On January 2, 2001, at Cam Eldred's request, Jo Cicotte retuned to The Miller Auto Company with 51% ownership in the company.  Cam knew Jo's business was doing well; Cam also knew Jo to be energetic, smart and a quick study.
Jo Cicotte became the sole owner of The Miller Auto Group.
The Miller Auto Group bought the former Dean Hill Buick Pontiac GMC dealership in Lebanon, bringing holdings to five dealerships - four in Lebanon, NH and one in White River Junction, VT.
The Miller Auto Group won bidding to buy former Dean Hill Motors' Saab dealership in White River Junction, VT.  Later that year, The Miller Auto Group signed a purchase and sales agreement for Hartford Motors' Chrysler franchise.
The Miller Auto Group's holdings were contained under five rooftops:  Chrysler-Jeep-Dodge, Cadillac-Chevrolet, Volkswagen-Volvo, Buick-Pontiac-GMC, and Nissan.
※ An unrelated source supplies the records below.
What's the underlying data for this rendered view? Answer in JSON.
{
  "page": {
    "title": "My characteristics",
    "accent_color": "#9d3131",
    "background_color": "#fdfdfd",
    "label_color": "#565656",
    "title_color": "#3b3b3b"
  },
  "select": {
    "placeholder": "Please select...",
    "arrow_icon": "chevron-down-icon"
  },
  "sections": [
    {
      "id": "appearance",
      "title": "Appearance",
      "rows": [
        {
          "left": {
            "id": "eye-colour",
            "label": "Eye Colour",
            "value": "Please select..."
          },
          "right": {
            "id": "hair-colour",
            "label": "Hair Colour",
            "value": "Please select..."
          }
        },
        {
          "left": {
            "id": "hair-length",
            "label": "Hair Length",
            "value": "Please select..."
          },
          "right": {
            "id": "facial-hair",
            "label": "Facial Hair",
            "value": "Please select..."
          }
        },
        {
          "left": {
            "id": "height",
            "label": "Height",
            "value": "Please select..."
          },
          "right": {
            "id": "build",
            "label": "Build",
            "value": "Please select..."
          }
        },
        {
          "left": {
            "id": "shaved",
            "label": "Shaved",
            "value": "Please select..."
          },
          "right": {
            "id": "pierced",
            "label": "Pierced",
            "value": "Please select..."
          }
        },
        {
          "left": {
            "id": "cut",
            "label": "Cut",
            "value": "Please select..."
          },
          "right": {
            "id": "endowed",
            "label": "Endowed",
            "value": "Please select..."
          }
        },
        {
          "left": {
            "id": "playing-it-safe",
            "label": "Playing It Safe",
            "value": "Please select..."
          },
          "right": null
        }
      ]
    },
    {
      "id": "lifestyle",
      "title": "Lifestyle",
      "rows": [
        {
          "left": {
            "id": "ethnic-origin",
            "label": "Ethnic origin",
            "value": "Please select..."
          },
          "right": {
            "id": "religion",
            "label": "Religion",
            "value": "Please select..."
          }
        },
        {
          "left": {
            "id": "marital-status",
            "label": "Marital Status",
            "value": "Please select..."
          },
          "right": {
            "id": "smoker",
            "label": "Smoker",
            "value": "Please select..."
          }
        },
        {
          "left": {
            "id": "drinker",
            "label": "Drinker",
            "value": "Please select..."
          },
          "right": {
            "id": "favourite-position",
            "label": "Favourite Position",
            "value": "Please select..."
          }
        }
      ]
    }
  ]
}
Ever a savvy business person, Johanna Cicotte recognized the signs of financial crisis within the automotive industry, and understood the necessity to streamline and consolidate business holdings in order to weather the economic climate of 2008-2009.   The ability to think and move quickly allowed Johanna to position The Miller Auto Group as a stable, well-capitalized entity, able to not only survive, but to thrive in today's economy.  

Johanna says:

     "Since 1880 The Miller Auto Group has been obsessed with serving our customers.  During the First World War, the Great Depression, World War II and the 70's Oil Embargo, our business adjusted to the market and continued to grow. 

     The great recession of the 21st century is no different - The Miller Auto Group is a cornerstone of the local business community, strong and committed to providing our clients with great service, top quality, and excellent value - today and every day. 

     We're grateful that the community has entrusted us with their automotive needs for the past 135 years, and we look forward to being able to serve the community over the next 100 years!"